America’s dysfunctional healthcare system is in need of disruption. DocGo is riding that trend all the way to the bank, helped by the boom in special-purpose acquisition companies. The company also known as Ambulnz, essentially Uber with stethoscopes, announced a merger on Tuesday with a SPAC called Motion Acquisition that will bring it to market with a $1.1 billion valuation and some $200 million of cash to spend. DocGo is a good idea, but that doesn’t mean it’s a good investment. That’s a line that SPACs tend to blur.
DocGo’s fleet of medics on wheels can transport patients to appointments and perform simple procedures in the home like vaccinations. Like Uber Technologies’ rides, its ambulances can be efficiently directed to where they’re needed with minimum downtime. Unlike Uber, drivers are trained paramedics and technicians, and patients don’t summon the service themselves – their healthcare providers do.
That’s a welcome innovation for people who need to get to their dialysis appointment on time, for example. Making the case for investors is harder. DocGo only launched in 2016 and loses money. Unlike Uber, its drivers are mostly on the payroll, which gives a layer of fixed cost that rideshare firms are doing their best to avoid. Uber’s revenue is also 100 times bigger. There’s plenty of indirect competition, too, from healthcare startups like Amwell and Hims & Hers Health, the latter also a SPAC mergee.
In some ways, DocGo is bucking some bad SPAC trends. It expects to make a profit in 2022; compare that with genetic testing outfit 23andMe, which doesn’t expect to end the red ink before 2025. And while its pitch to investors comes with the usual guff about its “total addressable market,” the $95 billion that DocGo touts is modest compared with the near-$500 billion that Hims & Hers covets. Even its valuation is relatively modest: 6 times this year’s expected revenue, in line with Uber.
The problem is that DocGo, like so many SPAC targets, is coming to market troublingly early. Thanks to SPACs, companies that would normally go through teething troubles in private are ending up in public hands before their business models are proven.
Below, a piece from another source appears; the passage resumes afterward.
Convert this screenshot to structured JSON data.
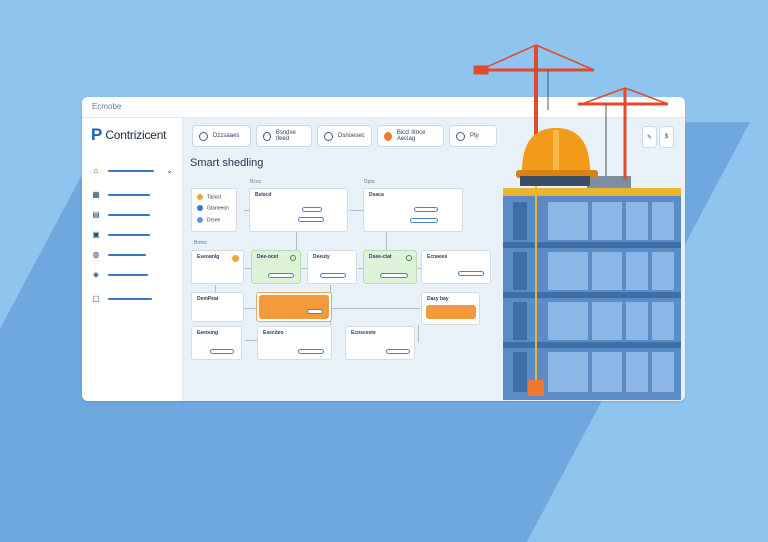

It’s as if the venture capital machine is wearing its insides on the outside. No medic, or patient, wants to see that.